According to the Dementia Statistics Hub, there are currently 850,000 people in the UK diagnosed with dementia. 34.5 million people in the UK know someone who is affected by the condition -around half of the UK’s population. This number is expected to grow over the next few decades, meaning that it is as important as ever that we all know more about dementia.

What is dementia?

According to the NHS, dementia is a syndrome related to an ‘ongoing decline of brain functioning’. It can leave people with a range of problems, predominately of memory loss; language decline; mood swings; diminished movement; slower thinking speeds and wandering. Dementia is a progressive condition, which means that it can be difficult to spot at the start, but sadly their symptoms will only get worse over time. Currently, there is no cure. However, there is lots of research taking place to change this.

Important things to know about dementia

Dementia is not a natural part of getting older or inherited

Although we all face memory problems; dementia is something different and more serious. Furthermore, whilst this is a common symptom of dementia, it is not the only one and it also does not only affect older people. Early-onset dementia effects around 40,000 people in the UK under the age of 40. If you are worried about someone you love showing signs of dementia, regardless of age, go and speak to a doctor.

There are lots of different types of dementia

Although Alzheimer’s disease is the most common and widely known form of dementia, there are other varieties such as Vascular, Lewdy bodies and Frontotemporal dementia. Whilst they all have some similar symptoms; they also vary hugely. For instance, Frontotemporal dementia doesn’t affect memory as much as Alzheimer’s and instead can cause more behavioural related changes.

You can still lead a quality life with dementia:
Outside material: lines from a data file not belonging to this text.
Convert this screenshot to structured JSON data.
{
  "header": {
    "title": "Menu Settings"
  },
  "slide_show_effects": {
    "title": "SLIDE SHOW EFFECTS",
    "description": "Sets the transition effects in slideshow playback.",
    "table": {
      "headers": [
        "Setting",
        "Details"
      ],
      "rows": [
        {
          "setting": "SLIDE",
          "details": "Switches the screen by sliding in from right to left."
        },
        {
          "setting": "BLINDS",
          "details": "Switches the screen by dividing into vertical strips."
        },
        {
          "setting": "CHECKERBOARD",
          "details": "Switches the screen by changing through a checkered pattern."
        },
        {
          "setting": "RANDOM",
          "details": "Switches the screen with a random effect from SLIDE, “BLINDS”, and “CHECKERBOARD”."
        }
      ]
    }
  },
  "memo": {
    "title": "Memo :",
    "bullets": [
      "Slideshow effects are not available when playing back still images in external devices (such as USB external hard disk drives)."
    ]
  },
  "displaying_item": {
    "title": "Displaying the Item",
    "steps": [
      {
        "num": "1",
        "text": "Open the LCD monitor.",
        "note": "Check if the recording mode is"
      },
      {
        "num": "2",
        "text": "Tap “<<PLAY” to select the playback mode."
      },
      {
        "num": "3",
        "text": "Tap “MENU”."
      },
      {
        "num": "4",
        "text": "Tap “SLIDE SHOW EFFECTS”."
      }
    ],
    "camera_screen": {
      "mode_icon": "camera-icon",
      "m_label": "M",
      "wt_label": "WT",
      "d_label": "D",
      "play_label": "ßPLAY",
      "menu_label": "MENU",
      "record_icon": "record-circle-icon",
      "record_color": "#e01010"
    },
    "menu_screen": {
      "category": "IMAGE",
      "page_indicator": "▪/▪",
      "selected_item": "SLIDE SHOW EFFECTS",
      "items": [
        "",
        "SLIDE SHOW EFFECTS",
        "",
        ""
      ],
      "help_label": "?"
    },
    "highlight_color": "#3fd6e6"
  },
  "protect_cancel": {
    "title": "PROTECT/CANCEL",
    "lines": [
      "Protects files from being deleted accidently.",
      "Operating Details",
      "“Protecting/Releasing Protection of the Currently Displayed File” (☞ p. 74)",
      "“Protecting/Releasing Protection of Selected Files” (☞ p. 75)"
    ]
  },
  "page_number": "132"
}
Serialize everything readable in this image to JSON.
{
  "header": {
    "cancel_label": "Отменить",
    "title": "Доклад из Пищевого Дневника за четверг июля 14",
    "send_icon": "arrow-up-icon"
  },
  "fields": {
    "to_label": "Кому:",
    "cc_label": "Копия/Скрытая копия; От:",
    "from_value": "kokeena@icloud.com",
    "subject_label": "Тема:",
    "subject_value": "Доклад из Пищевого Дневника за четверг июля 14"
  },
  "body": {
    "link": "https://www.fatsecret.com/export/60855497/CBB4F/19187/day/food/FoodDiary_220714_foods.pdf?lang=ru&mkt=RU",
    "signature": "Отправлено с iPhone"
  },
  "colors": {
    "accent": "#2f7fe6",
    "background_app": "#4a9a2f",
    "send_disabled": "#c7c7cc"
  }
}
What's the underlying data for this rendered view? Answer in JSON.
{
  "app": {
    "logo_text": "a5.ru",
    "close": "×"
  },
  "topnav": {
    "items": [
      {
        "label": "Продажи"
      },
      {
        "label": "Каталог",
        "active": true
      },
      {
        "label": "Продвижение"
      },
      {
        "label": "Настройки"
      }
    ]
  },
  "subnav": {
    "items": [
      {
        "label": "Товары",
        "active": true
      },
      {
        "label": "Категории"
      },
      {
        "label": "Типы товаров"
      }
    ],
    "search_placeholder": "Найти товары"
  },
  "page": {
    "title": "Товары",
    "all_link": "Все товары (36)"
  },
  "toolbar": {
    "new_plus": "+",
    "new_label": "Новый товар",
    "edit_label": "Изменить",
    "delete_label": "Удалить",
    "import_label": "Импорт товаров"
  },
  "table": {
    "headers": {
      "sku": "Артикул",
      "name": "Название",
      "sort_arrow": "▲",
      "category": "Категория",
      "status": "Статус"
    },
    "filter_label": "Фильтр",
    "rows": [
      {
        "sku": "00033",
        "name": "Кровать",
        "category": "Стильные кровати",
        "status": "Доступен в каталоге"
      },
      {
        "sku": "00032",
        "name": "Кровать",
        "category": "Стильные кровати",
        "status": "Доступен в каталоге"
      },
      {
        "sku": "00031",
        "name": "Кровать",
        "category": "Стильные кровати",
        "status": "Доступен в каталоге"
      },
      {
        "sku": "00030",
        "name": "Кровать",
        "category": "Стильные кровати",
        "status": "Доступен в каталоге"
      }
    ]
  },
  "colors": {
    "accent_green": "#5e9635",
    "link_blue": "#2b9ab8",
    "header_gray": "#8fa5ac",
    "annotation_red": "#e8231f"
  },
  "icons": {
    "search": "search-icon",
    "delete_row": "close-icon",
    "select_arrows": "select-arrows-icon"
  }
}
Your doctor will be able to talk you through your different options and often there is medication you can be prescribed depending on your type of dementia. Some medication will focus more on changes in the brain to try and slow the disease, whilst others will target behavioural and personality changes. Although these medications can’t cure dementia, it can ease the symptoms. Other methods used involve cognitive stimulation (such as puzzles or quizzes), staying active, and life story work (where you talk to people about your life and memories). The tech world is also constantly changing and giving you extra resources to make life with dementia that little bit easier (for example there are GPS tracking devices to help with wandering). The above treatments, activities and gadgets mean that many people with dementia can continue to lead active and fulfilling lives.

There is help available

It is important that you communicate with doctors, family or support workers about how you are feeling (whether you have dementia, or are supporting someone who has). The Alzheimer’s Society can provide expert information as well as support for anyone who is affected by dementia. They have a Dementia Connect support line which is reachable on 0333 150 3456. Here you can talk to someone for a multitude of reasons including information, support and advice. They also have an online community where you can have 24/7 access to an understanding and supportive community, called Talking Point, available to anyone affected by dementia. You are not alone.